The story of his life is told by director/producer/writer/editor Theresa Demarest through footage from an array of conservation and environmental organizations, including that of Jean-Michel Cousteau. Keiko the Untold Story was made in large part to counteract the widespread perception that the rehabilitation and release efforts were a failure and that Keiko died soon after his release into the waters off his native Iceland. In fact, the orca, carefully trained for two years, spent the transition traveling with pods of wild killer whales; undertaking a solo journey from Iceland to Norway; and living in a seawater fjord, attended by his trainers, for 18 months before his abrupt death from disease in late 2003 at the age of 27.
But new Keikos are born every day: the heartrending capture of another baby orca, caught on camera, is narrated by marine mammal scientists who go into depth about the structure of orca society and the suffering a young whale endures when confined to the concrete tanks of aquarium facilities. No less poignant are the scenes of young children expressing their shock, with indignant and quavering voices, that the lives of many Willies have no Hollywood ending.
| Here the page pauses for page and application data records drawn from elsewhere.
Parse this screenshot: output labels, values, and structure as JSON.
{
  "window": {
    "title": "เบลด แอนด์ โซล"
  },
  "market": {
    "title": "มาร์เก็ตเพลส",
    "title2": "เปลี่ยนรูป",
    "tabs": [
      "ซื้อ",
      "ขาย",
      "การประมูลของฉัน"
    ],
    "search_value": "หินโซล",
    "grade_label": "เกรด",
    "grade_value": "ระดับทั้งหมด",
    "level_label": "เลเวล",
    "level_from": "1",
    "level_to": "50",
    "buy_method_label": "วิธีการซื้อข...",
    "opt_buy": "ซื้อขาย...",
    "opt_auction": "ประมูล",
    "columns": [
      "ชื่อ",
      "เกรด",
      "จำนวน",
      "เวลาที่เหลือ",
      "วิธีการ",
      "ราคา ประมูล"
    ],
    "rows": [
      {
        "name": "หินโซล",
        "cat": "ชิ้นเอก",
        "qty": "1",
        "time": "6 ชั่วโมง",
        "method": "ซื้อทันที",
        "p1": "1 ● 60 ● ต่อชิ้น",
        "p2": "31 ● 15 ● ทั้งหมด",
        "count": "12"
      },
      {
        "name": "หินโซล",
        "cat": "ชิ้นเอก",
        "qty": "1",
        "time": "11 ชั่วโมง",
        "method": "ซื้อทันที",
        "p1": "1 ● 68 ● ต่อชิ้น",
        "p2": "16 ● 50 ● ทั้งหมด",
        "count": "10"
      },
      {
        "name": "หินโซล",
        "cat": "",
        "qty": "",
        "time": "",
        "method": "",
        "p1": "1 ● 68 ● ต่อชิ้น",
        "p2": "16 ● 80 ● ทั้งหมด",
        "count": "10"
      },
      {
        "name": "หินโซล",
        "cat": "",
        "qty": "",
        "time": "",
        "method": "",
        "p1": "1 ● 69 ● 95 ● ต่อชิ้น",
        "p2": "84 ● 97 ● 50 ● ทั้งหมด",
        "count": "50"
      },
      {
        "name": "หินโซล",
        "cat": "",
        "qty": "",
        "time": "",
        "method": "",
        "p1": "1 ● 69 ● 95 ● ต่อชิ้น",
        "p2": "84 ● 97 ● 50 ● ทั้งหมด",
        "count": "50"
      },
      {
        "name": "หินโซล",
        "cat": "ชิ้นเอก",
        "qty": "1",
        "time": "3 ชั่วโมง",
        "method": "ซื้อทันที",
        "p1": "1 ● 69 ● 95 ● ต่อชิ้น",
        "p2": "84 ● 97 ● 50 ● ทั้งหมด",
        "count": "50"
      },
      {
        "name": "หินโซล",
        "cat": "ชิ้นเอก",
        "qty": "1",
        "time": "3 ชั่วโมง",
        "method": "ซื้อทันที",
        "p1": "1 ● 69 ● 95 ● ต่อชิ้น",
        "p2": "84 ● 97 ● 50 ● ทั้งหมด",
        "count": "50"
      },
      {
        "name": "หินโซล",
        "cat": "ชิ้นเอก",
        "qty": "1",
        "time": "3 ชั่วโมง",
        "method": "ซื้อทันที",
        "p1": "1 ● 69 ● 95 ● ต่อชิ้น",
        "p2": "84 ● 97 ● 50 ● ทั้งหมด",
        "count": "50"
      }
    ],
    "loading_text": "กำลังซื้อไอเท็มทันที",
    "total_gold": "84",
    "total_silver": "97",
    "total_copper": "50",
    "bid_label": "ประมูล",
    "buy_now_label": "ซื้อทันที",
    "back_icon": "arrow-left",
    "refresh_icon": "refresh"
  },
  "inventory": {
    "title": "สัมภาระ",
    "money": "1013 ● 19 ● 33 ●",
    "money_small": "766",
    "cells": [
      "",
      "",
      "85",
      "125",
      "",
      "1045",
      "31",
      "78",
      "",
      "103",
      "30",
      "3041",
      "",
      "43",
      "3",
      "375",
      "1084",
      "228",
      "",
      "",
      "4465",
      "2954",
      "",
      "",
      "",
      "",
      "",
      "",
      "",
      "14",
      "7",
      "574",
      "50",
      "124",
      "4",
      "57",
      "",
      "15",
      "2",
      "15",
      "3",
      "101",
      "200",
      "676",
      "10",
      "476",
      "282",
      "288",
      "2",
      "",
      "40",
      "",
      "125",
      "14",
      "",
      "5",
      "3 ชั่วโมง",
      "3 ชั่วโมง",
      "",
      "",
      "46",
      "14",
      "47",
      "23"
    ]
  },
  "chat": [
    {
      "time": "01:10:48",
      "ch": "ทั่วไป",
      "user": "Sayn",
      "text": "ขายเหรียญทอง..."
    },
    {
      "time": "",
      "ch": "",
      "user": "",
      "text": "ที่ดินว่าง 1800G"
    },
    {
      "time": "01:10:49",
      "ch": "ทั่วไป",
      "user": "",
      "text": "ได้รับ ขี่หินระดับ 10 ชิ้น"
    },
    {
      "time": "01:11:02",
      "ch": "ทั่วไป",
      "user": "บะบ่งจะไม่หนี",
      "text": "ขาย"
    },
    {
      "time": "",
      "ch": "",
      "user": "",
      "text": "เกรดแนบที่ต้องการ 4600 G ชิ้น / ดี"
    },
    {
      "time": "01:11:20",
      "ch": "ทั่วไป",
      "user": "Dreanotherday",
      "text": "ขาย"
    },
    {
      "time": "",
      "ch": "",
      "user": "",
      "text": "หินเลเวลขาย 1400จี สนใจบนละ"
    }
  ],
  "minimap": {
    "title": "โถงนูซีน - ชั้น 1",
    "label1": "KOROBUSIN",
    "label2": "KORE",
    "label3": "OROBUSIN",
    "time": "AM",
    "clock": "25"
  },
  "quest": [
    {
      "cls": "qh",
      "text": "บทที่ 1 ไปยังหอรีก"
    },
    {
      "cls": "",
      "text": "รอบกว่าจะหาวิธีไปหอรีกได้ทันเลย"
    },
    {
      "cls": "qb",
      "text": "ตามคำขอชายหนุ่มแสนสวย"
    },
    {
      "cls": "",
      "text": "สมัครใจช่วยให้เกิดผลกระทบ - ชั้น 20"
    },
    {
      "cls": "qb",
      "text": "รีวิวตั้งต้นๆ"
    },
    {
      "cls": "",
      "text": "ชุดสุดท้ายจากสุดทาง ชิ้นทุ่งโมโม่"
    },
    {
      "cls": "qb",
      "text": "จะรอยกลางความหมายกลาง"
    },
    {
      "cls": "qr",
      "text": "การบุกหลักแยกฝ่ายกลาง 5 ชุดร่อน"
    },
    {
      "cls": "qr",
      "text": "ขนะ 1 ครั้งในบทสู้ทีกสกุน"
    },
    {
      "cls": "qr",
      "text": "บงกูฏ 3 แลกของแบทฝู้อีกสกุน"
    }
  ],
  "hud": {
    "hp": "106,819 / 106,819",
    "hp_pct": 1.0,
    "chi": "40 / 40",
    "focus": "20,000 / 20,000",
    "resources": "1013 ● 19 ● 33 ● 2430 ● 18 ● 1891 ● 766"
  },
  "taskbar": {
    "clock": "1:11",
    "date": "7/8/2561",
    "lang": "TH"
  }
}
by Val Moses | Denver, Colorado
(In cooperation with Sea Shepherd Conservation Society & Starz Denver International Film Festival)
Blue Planet Film Festival | October 15, 2010
I had the good fortune to view Theresa Demarest’s documentary “Keiko, the Untold Story” at the Blue Planet Film Festival in Santa Monica. I had no idea!
Keiko’s journey from Iceland to a large swimming pool in Mexico City, then to the Oregon Coast Aquarium, his eventual freedom in Iceland and finally Norway, is a riveting and poignant story.
Like most folk, I had the notion that when Keiko was released to the wild, it led to his immediate and untimely demise. To learn that the orca had survived a total of 5 years in the wild was an eye opener for me and others in the audience.
To observe the love and trust between Keiko’s handlers, or to be precise “friends”, Colin Baird and Thorbjorg (Tobba) Valdis Kristjansdottir, is a moving and spiritual experience.
I recommend everyone should see this documentary and learn the REAL tale of the famous “Free Willy star”. It is an important story and needed to be told.
Kudos to Theresa Demarest and her team for their dedication to detail and the truth.
by Anne Hines, “Rosarito Town Crier” | Baja, Mexico